* **DATA SHOWN**

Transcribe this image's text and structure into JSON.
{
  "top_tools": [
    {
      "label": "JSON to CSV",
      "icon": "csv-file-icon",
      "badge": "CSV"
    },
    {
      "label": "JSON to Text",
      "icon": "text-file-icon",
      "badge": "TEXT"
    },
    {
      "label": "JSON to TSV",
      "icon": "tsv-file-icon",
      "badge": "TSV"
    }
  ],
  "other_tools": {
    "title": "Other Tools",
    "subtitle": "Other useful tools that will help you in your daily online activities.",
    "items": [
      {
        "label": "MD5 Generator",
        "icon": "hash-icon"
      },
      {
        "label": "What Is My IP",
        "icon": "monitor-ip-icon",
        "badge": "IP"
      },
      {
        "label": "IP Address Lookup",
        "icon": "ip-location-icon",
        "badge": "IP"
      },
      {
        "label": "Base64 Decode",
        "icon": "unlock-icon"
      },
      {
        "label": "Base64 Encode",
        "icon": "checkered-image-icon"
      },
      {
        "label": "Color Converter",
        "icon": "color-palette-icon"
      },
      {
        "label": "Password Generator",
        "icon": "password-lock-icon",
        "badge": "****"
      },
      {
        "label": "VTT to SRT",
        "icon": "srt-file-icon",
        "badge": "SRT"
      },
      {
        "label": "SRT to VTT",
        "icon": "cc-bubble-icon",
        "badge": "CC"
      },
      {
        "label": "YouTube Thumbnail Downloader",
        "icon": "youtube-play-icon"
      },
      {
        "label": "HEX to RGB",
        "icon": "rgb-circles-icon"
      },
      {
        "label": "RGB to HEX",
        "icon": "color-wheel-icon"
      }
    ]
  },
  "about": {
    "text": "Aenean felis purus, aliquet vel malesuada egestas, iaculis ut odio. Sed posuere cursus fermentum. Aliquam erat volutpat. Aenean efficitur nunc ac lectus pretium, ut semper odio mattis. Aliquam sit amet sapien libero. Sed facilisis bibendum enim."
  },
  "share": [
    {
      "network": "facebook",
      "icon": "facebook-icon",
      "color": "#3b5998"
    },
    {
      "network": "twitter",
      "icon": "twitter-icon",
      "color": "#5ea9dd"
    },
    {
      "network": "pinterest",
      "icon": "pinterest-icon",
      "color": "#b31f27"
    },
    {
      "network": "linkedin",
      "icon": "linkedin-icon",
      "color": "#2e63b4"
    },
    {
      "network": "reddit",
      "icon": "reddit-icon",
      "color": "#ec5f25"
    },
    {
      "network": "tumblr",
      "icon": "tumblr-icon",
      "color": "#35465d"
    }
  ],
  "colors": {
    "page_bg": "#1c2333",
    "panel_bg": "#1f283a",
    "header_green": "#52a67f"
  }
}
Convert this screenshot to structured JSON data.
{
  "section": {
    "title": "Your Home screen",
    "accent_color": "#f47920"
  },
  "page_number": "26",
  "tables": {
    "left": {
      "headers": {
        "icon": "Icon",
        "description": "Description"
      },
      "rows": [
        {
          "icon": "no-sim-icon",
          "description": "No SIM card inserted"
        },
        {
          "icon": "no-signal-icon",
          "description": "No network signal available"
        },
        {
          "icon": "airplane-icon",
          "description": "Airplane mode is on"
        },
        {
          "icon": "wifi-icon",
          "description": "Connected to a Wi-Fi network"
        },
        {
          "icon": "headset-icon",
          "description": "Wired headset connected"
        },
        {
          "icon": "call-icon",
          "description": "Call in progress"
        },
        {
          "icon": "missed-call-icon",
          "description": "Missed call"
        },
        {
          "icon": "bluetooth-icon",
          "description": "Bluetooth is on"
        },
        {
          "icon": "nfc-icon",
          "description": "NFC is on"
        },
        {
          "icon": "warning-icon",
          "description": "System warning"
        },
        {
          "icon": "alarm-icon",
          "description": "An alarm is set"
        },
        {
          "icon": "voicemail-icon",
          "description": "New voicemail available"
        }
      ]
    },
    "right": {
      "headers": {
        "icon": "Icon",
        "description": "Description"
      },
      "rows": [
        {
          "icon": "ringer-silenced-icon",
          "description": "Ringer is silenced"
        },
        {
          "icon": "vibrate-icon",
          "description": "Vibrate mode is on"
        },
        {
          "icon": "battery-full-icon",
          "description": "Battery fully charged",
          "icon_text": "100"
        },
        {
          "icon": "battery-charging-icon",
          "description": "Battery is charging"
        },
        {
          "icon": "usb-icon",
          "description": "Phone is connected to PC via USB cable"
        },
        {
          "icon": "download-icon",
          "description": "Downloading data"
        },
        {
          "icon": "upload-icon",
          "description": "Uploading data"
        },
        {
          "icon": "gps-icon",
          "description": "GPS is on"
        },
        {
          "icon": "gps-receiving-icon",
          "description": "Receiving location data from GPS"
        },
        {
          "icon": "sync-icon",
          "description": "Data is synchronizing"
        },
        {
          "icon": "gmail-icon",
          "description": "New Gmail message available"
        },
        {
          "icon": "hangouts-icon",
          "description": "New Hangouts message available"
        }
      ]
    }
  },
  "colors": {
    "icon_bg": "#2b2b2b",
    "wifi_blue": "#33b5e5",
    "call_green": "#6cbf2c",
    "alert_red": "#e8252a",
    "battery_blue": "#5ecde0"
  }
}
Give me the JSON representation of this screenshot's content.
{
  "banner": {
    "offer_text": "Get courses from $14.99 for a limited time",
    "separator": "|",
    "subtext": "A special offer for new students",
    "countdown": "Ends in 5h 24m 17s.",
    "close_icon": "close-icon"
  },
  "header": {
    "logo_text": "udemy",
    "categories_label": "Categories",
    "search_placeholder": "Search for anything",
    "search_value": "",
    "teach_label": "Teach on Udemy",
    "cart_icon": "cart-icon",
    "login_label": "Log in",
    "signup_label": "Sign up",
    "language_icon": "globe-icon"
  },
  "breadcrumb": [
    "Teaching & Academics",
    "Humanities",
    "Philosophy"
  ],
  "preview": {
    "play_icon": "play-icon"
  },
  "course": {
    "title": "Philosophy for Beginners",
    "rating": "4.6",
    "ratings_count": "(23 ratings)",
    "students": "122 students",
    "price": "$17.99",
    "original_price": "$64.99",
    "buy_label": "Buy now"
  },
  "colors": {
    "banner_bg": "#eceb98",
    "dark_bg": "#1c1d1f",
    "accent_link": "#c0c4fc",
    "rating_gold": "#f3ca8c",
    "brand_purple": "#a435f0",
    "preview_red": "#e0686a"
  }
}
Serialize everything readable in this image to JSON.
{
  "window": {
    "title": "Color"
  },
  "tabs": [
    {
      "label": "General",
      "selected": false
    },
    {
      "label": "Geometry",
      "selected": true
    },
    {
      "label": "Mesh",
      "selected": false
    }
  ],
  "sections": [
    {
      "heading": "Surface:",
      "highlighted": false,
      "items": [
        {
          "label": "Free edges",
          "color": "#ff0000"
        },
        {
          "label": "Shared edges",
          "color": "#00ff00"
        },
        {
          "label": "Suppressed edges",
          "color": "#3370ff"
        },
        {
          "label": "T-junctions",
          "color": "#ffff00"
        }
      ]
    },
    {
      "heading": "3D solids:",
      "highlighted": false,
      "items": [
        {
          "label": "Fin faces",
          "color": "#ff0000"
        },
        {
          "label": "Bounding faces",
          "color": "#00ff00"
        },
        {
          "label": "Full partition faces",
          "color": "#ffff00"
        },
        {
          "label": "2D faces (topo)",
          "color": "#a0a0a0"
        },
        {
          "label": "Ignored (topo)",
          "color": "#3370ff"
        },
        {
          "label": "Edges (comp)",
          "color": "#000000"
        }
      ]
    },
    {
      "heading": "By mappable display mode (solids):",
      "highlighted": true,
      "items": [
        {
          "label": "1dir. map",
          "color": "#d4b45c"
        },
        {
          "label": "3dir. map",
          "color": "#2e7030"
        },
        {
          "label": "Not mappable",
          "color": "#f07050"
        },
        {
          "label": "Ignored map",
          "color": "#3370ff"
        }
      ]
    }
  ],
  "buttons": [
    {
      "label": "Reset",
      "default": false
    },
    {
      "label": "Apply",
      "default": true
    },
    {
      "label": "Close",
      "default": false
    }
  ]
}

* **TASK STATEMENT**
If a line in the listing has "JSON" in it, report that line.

* **OUTPUT FOR THIS EXERCISE**
Transcribe this image's text and structure into JSON.
      "label": "JSON to CSV",
      "label": "JSON to Text",
      "label": "JSON to TSV",
Convert this screenshot to structured JSON data.
Give me the JSON representation of this screenshot's content.
Serialize everything readable in this image to JSON.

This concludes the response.